(IUCN, 2003) The 2003 edition of IUCN’s ELP Newsletter focuses on implementation. It contains articles on the major themes embodied in the Johannesburg Plan of Implementation, reports on the meetings held during the “Law Week,” which preceded the World Summit on Sustainable Development, and information and updates on selected specialist groups of the IUCN Commission on Environmental Law. The newsletter can be downloaded at: http://www.iucn.org/themes/law/pdfdocuments/Newsletter1_2003_en.pdf

 

FOOD SAFETY, FOOD SECURITY AND TRADE: HOW TO END THE CONFLICTS
(IFPRI, June 2003) The International Food Policy Research Institute (IFPRI) and the Johns Hopkins University SAIS Center for Transatlantic Relations held a high-level consultation on food safety, food security and trade on 21 June 2003. The outcomes of the consultation are available at: http://www.ifpri.org/events/seminars/2003/20030621_consultation.htm

 

CITES INVITES PARTIES TO SUBMIT INFORMATION FOR JUDICIARY REFERENCE KIT
The CITES Secretariat is currently compiling a reference kit that will provide members of the judiciary, prosecutors and legal advisors with an introduction to CITES and examples of its administrative, civil and criminal enforcement throughout the world.
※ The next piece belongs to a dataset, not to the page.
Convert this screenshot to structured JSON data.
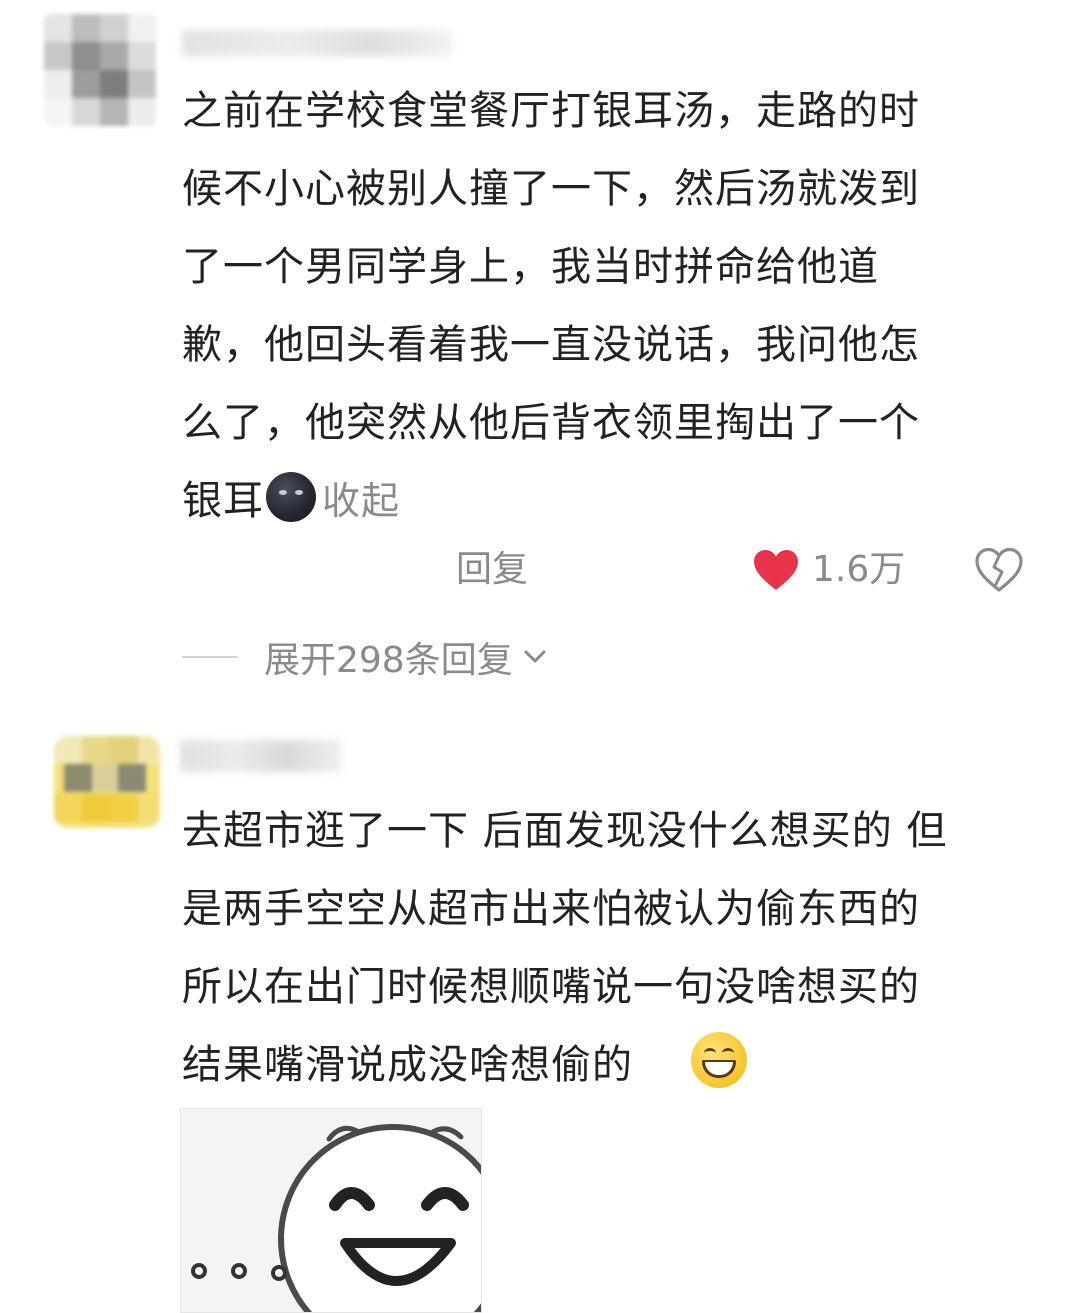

The reference kit will contain outlines of a number of cases that will serve as examples of how certain legal issues related to the enforcement of CITES have been addressed. The Secretariat would be grateful to receive information on any court cases of particular interest, and copies of the full texts of the judgments or information on where they may be found. CITES Parties and interested organizations are invited to send this information by 15 August 2003 to the following address: yoriko.otomo@unep.ch

 

BIOFILMS IN MEDICINE, INDUSTRY AND ENVIRONMENTAL BIOTECHNOLOGY CHARACTERISTICS, ANALYSIS AND CONTROL
(IWA Publishing, May 2003) Edited by P. Lens, V. O’Flaherty, A.P. Moran, P. Stoodley, and T. Mahony, this book introduces readers to biofilms, which are important for beneficial technologies such as water and wastewater treatment and bioremediation of groundwater and soil, but which can also bring about  problems such as bacterial infections, accelerated corrosion in industrial systems, oil souring and biofouling. The book presents the structure and function of biofilms as determined by recent research, and highlights their applications in medicine, industry and environmental biotechnology. More information is available online at: http://www.iwapublishing.com/template.cfm?name=isbn1843390191

 

CMS INFORMATION MANAGEMENT SYSTEM
The CMS Information Management System brings together the information provided by the Parties to CMS through their national reports, the knowledge generated within CMS and other biodiversity-related agreements, and the data from various expert organizations. It includes information on: animals listed in the CMS appendices; animal groups of special interest to the CMS; information about Parties to the CMS; and information provided by Parties on specific themes. This resource is available at: http://www.wcmc.org.uk/cms/nw150603_CMS_IMS_launched.htm

 

BIOTECHNOLOGY IN DEVELOPING COUNTRIES: NE